The American Friends of the Tel Aviv Museum of Art named JIM DINE its artist of the year; commissioned the artist ARMAN to design an award, a mezuza with Mr. Dine’s name on the base; arranged for ARNE GLIMCHER, chairman of the PaceWildenstein Gallery, to hand it to him; invited a Rainbow Room-filling crowd that included SIMON DE PURY, the new chairman of the Phillips auction house, and RONALD S. LAUDER, the cosmetics heir.
Then, the big moment. And no one could find the mezuza.
It had been in a plastic sack when last seen, prompting suspicion among the organizers that a guest who left early assumed it was a gift bag like the ones often handed out to guests leaving such events.
And that, the organizers said yesterday, was exactly what happened.
”We found out when this person called and said, ‘What a lovely evening, what a lovely mezuza,’ ” a spokeswoman said yesterday. She would not identify the caller.
But I think it was here all the time.
We went back to the museum yesterday, this time with my father and sister. How quickly things change.
Today, we went for another walk and it felt positively balmy. Yes, gratitude is here, too.
We just finished eating dinner. The men went off to the synagogue for evening prayer time. Before dinner, I lit two yahrzeit candles on behalf of my father, one for his mother and one for his older cousin, who was like a brother to him. They share the date of their death, convenient for my father not to mourn more than he wants for both of them. While I was making dinner, and on the subject at hand, I gave him a book to read, and opened it up to the chapter that I had written about my mother and my reciting kaddish for her. I figured it was the best time to bring it up.
But of course, as I was washing my veggies for salad, I thought maybe I had written something not to complimentary about him in there and maybe I should have reviewed it beforehand.

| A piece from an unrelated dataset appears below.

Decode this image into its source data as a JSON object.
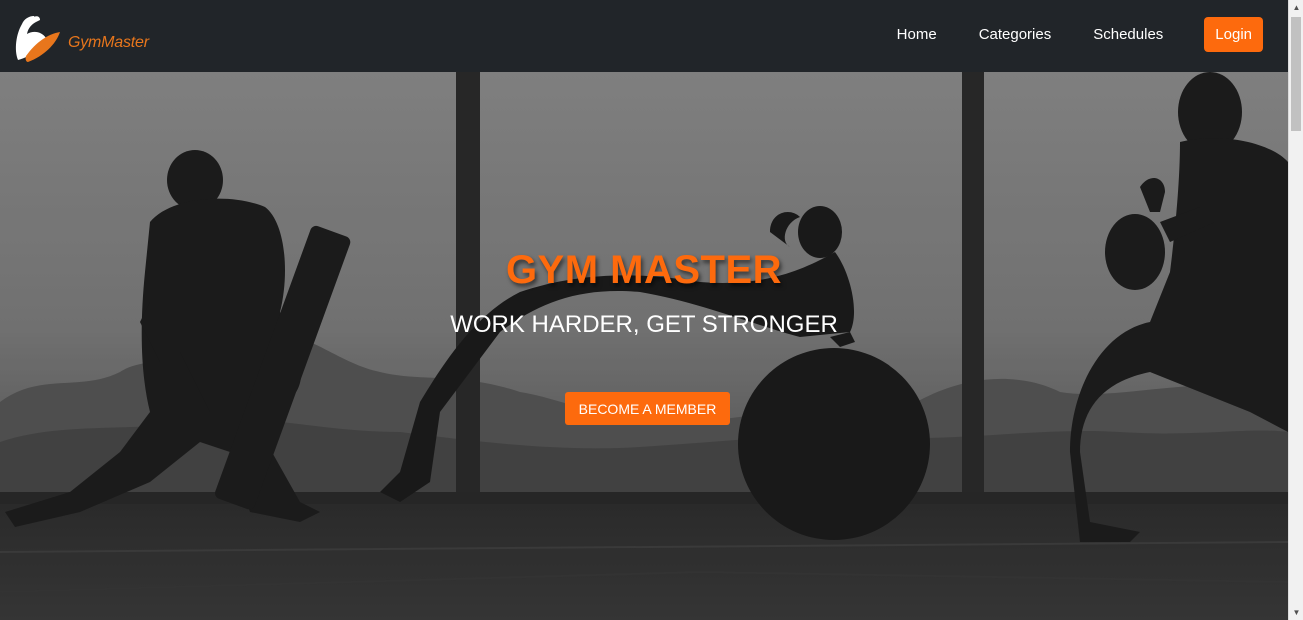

After all, it had been a few months already since I had re-read it. And so much has happened since then.
I needn’t have worried. He was very moved by the chapter. But I still wonder if it was because he was open to the experience or if it was what I had written. A bit of melancholy will stay with me for a while, I think.
So I have to search for the gratitude forcefully.